Shakespeare, of course, famously advocated that killing the lawyers be done first, but the Bush administration realized that lawyers could actually be quite helpful in killing (ok, silencing) scientists, the first obstacle to their efforts to prevent aggressive action to combat global warming. It was EPA General Counsel Robert Fabricant, after all who penned the famously convoluted and unpersuasive justification for EPA's refusal to make the endangerment decision, which was challenged and overturned in Mass. v. EPA. It was only after those pesky Justices on the Supreme Court made it clear that they would have the audacity to enforce the terms of the Clean Air Act that lawyers became a problem.

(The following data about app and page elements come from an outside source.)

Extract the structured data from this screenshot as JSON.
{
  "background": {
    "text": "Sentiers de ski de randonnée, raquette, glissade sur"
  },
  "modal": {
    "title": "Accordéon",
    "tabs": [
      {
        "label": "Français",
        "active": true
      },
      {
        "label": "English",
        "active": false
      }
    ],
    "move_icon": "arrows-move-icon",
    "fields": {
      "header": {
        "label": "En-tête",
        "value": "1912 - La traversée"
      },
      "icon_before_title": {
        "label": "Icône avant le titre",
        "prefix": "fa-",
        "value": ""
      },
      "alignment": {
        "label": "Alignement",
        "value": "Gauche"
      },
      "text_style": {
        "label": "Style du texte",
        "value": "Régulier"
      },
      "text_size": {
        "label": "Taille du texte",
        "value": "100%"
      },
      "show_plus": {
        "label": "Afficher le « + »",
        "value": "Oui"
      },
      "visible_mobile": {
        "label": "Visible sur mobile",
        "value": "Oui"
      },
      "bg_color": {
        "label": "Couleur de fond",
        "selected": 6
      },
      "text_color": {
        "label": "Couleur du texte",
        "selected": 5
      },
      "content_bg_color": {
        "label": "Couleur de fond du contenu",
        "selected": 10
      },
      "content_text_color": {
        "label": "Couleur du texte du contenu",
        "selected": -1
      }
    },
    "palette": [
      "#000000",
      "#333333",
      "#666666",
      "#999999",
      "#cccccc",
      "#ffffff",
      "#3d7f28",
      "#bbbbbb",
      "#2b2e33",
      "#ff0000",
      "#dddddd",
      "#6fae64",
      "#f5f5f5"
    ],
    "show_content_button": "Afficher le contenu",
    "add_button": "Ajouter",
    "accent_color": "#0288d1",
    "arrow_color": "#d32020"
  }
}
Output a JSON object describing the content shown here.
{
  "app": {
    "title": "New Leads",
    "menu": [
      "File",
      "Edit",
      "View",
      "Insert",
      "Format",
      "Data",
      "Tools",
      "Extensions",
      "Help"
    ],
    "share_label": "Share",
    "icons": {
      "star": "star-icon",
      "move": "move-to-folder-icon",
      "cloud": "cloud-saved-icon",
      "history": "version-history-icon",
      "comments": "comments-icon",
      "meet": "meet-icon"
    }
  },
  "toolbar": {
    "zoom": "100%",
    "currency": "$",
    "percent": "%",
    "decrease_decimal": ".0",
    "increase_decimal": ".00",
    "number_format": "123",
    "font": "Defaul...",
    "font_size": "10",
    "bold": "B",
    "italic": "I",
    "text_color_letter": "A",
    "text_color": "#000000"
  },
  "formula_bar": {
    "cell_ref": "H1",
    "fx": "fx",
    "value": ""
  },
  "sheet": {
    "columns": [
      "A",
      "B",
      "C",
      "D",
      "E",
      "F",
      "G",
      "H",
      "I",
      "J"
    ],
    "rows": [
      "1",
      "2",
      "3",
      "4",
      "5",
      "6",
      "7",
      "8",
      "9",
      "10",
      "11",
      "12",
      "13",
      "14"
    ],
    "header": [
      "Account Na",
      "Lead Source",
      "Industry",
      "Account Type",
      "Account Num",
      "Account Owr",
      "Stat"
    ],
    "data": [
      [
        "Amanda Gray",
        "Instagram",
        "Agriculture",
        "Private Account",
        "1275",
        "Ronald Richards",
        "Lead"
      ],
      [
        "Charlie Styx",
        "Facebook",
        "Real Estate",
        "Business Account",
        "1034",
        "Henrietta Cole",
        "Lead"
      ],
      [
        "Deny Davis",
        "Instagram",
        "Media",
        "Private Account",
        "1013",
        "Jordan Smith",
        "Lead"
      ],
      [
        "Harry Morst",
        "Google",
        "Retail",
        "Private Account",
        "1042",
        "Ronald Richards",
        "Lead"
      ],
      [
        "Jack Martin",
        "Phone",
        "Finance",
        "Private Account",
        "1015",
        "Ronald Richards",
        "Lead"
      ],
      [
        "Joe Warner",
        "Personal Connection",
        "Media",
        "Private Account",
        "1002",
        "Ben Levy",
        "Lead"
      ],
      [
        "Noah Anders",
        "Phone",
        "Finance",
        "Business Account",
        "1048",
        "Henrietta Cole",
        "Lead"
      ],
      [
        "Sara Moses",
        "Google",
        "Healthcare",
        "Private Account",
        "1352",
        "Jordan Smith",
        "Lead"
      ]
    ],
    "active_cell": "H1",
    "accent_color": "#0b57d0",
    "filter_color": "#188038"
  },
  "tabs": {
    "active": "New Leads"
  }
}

In a devastating front-page story by the Post's Juliet Eilperin, we learn that EPA denied California's request for a waiver last night over the "unanimous recommendation of the agency's legal and technical staffs." We already raised some preliminary questions about EPA's legal analysis here, but the Post's story makes it clear that the EPA itself doesn't think it's decision holds water.

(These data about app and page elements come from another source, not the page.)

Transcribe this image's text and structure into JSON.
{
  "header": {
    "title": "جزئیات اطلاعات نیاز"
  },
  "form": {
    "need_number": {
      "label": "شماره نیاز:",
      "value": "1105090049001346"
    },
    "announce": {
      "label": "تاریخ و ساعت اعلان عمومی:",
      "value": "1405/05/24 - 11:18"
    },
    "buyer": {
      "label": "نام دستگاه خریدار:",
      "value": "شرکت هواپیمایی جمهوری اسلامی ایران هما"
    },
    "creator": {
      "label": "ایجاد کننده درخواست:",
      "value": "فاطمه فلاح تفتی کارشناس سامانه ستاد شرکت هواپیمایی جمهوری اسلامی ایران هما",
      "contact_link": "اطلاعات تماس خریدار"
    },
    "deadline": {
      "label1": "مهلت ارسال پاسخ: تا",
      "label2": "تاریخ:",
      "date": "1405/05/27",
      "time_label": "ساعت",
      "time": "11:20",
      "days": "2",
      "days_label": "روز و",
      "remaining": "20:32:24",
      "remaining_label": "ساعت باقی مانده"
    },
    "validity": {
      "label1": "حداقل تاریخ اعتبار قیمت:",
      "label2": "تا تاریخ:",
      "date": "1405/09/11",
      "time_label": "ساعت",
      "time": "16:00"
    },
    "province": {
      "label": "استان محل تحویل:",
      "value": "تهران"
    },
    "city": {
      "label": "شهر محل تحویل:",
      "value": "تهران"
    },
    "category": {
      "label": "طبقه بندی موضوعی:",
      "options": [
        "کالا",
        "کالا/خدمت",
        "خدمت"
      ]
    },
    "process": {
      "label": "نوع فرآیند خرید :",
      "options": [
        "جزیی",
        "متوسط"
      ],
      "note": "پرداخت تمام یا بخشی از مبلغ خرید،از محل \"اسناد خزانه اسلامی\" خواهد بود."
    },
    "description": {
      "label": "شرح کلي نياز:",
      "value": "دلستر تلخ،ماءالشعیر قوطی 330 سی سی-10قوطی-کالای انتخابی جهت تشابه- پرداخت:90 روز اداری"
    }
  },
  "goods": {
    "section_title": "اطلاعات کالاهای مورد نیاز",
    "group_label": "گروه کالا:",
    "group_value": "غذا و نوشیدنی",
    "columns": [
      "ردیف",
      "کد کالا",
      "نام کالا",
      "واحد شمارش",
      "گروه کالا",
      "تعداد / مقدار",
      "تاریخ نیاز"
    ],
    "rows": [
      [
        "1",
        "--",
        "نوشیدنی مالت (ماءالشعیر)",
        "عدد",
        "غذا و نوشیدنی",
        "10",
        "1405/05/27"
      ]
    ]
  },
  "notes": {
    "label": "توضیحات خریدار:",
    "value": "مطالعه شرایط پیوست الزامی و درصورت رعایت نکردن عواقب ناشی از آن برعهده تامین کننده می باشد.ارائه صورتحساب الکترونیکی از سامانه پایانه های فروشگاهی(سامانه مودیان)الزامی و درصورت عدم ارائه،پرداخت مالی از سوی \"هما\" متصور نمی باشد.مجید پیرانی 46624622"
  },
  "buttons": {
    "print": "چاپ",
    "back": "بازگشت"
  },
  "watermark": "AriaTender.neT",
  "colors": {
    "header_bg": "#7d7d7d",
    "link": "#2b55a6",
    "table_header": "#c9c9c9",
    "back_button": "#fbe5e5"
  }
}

Congress tried to give the Environmental Protection Agency a modicum of independence so that environmental decisions, as much as possible, would be reached based on science and the law, not political considerations. This decision appears to represent the ultimate triumph of oil-industry politics over science and the law.